PROBLEM TO WORK ON:
Reproduce the full listing that follows, matching it exactly.

------------------------------------------------------------

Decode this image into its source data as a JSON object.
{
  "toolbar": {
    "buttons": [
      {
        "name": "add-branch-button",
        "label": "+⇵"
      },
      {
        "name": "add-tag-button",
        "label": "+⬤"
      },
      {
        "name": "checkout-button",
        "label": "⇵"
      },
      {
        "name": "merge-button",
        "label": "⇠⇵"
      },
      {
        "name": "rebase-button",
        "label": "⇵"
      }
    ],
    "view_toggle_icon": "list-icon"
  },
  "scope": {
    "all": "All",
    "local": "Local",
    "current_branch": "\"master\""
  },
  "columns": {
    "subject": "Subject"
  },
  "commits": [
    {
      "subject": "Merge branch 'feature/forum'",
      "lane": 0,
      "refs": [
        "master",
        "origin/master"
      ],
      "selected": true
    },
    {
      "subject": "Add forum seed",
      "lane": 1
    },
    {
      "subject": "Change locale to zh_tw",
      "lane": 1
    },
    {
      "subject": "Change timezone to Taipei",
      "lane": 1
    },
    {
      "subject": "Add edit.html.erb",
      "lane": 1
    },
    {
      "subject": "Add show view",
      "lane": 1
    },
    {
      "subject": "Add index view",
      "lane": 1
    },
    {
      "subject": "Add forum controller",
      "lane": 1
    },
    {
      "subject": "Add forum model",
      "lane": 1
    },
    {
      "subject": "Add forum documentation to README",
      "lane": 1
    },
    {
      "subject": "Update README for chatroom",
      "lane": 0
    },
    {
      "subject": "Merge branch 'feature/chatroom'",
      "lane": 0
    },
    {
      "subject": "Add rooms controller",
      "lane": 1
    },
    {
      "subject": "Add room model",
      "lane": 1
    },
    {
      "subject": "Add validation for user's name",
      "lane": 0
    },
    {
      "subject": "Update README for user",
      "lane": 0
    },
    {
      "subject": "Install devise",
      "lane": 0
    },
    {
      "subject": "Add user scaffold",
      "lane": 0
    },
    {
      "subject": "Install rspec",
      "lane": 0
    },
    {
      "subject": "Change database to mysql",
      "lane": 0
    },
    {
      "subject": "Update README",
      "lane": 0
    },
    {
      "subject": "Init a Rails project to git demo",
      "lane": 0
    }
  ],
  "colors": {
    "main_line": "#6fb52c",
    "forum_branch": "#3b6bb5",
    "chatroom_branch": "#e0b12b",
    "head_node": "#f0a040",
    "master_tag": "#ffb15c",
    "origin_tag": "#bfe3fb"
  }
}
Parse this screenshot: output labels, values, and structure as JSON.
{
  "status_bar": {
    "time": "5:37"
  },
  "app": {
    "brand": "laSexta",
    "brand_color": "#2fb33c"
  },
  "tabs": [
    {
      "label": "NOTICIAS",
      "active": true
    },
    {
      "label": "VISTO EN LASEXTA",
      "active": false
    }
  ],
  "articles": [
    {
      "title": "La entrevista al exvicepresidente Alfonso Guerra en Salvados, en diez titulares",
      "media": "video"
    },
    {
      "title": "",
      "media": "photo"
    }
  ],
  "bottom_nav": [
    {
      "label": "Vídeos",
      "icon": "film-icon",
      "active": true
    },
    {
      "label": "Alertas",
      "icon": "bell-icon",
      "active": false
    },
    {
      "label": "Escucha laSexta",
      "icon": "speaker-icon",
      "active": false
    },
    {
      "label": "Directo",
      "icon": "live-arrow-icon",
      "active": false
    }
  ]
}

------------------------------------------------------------

SOLUTION TO THE PROBLEM:
Decode this image into its source data as a JSON object.
{
  "toolbar": {
    "buttons": [
      {
        "name": "add-branch-button",
        "label": "+⇵"
      },
      {
        "name": "add-tag-button",
        "label": "+⬤"
      },
      {
        "name": "checkout-button",
        "label": "⇵"
      },
      {
        "name": "merge-button",
        "label": "⇠⇵"
      },
      {
        "name": "rebase-button",
        "label": "⇵"
      }
    ],
    "view_toggle_icon": "list-icon"
  },
  "scope": {
    "all": "All",
    "local": "Local",
    "current_branch": "\"master\""
  },
  "columns": {
    "subject": "Subject"
  },
  "commits": [
    {
      "subject": "Merge branch 'feature/forum'",
      "lane": 0,
      "refs": [
        "master",
        "origin/master"
      ],
      "selected": true
    },
    {
      "subject": "Add forum seed",
      "lane": 1
    },
    {
      "subject": "Change locale to zh_tw",
      "lane": 1
    },
    {
      "subject": "Change timezone to Taipei",
      "lane": 1
    },
    {
      "subject": "Add edit.html.erb",
      "lane": 1
    },
    {
      "subject": "Add show view",
      "lane": 1
    },
    {
      "subject": "Add index view",
      "lane": 1
    },
    {
      "subject": "Add forum controller",
      "lane": 1
    },
    {
      "subject": "Add forum model",
      "lane": 1
    },
    {
      "subject": "Add forum documentation to README",
      "lane": 1
    },
    {
      "subject": "Update README for chatroom",
      "lane": 0
    },
    {
      "subject": "Merge branch 'feature/chatroom'",
      "lane": 0
    },
    {
      "subject": "Add rooms controller",
      "lane": 1
    },
    {
      "subject": "Add room model",
      "lane": 1
    },
    {
      "subject": "Add validation for user's name",
      "lane": 0
    },
    {
      "subject": "Update README for user",
      "lane": 0
    },
    {
      "subject": "Install devise",
      "lane": 0
    },
    {
      "subject": "Add user scaffold",
      "lane": 0
    },
    {
      "subject": "Install rspec",
      "lane": 0
    },
    {
      "subject": "Change database to mysql",
      "lane": 0
    },
    {
      "subject": "Update README",
      "lane": 0
    },
    {
      "subject": "Init a Rails project to git demo",
      "lane": 0
    }
  ],
  "colors": {
    "main_line": "#6fb52c",
    "forum_branch": "#3b6bb5",
    "chatroom_branch": "#e0b12b",
    "head_node": "#f0a040",
    "master_tag": "#ffb15c",
    "origin_tag": "#bfe3fb"
  }
}
Parse this screenshot: output labels, values, and structure as JSON.
{
  "status_bar": {
    "time": "5:37"
  },
  "app": {
    "brand": "laSexta",
    "brand_color": "#2fb33c"
  },
  "tabs": [
    {
      "label": "NOTICIAS",
      "active": true
    },
    {
      "label": "VISTO EN LASEXTA",
      "active": false
    }
  ],
  "articles": [
    {
      "title": "La entrevista al exvicepresidente Alfonso Guerra en Salvados, en diez titulares",
      "media": "video"
    },
    {
      "title": "",
      "media": "photo"
    }
  ],
  "bottom_nav": [
    {
      "label": "Vídeos",
      "icon": "film-icon",
      "active": true
    },
    {
      "label": "Alertas",
      "icon": "bell-icon",
      "active": false
    },
    {
      "label": "Escucha laSexta",
      "icon": "speaker-icon",
      "active": false
    },
    {
      "label": "Directo",
      "icon": "live-arrow-icon",
      "active": false
    }
  ]
}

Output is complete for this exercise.